The World Fire Web network provides external validation material by giving access to fire geo-location retrieved from AVHRR data processed locally: by CSIR-EOC for Australia and PRGIE-OFB for Central Africa. Some ATSR images were also used over the N. Australia site for comparison. VEGETATION data are also used for consistency assessment: smoke plumes of active fires show up clearly in the Blue channel (B0), day-to-day image difference of the Middle Infrared channel (MIR) allow newly burnt surfaces to be delineated. This is easily achieved thanks to the excellent image co-location.

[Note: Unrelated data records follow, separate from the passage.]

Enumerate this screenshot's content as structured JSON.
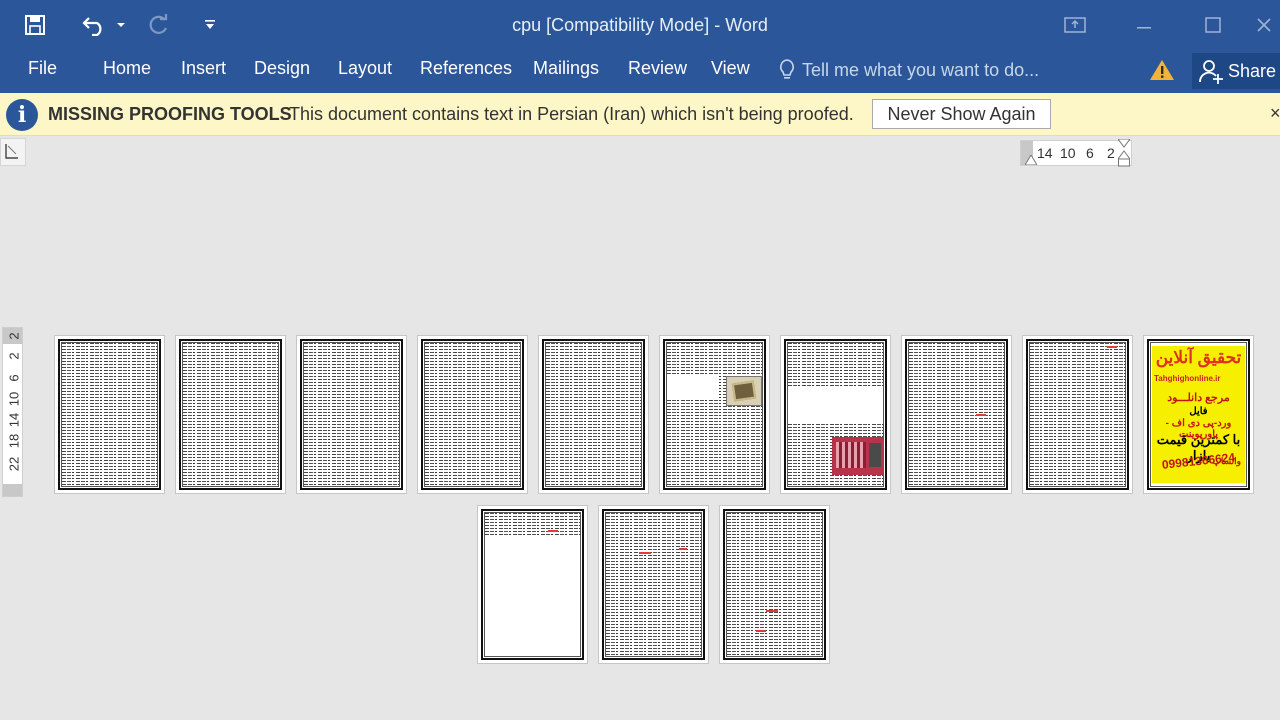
{
  "window": {
    "title": "cpu [Compatibility Mode] - Word"
  },
  "ribbon": {
    "tabs": [
      "File",
      "Home",
      "Insert",
      "Design",
      "Layout",
      "References",
      "Mailings",
      "Review",
      "View"
    ],
    "tell_me_placeholder": "Tell me what you want to do...",
    "share_label": "Share"
  },
  "message_bar": {
    "title": "MISSING PROOFING TOOLS",
    "text": "This document contains text in Persian (Iran) which isn't being proofed.",
    "button_label": "Never Show Again",
    "close_glyph": "×"
  },
  "horizontal_ruler": {
    "labels": [
      "14",
      "10",
      "6",
      "2"
    ]
  },
  "vertical_ruler": {
    "labels": [
      "2",
      "2",
      "6",
      "10",
      "14",
      "18",
      "22"
    ]
  },
  "document": {
    "page_count": 13,
    "ad_page": {
      "line1": "تحقیق آنلاین",
      "line2": "Tahghighonline.ir",
      "line3": "مرجع دانلـــود",
      "line4": "فایل",
      "line5": "ورد-پی دی اف - پاورپوینت",
      "line6": "با کمترین قیمت بازار",
      "line7": "09981366624",
      "line8": "واتساپ"
    }
  },
  "colors": {
    "title_bar": "#2b579a",
    "message_bar": "#fdf6c7",
    "canvas": "#e6e6e6",
    "ad_background": "#f7ef00"
  }
}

For day images the conclusions of this study may be summarised as follows: 1) suspected features are confirmed to be fires, 2) fires influence exclusively the MIR channel 3) these features cannot be extracted by simple threshold, but rather by taking advantage of their local contrast (contextual analysis), 4) they can also be detected using day-to-day image comparison thanks to excellent image co-registration, 5) detectable fires occur only in specific ecological conditions, typically in humid and sub-humid rather than in arid regions 6) fires detected with VEGETATION are only a small fraction of those detected with AVHRR.

For night images the conclusions are the following: 1) features observed are confirmed to be fires, 2) they can be easily retrieved by simple threshold, 3) given the small size of area it is difficult to draw conclusions on the efficiency in terms of fire count, 4) there is further uncertainty due to lack of cloud coverage information, 5) fire activity (including gas flares of off-shore oil platforms) should be taken into account when MIR calibration campaigns are performed 6) more observations would be necessary to carry out an accurate benchmark of VEGETATION night image efficiency for active fire detection.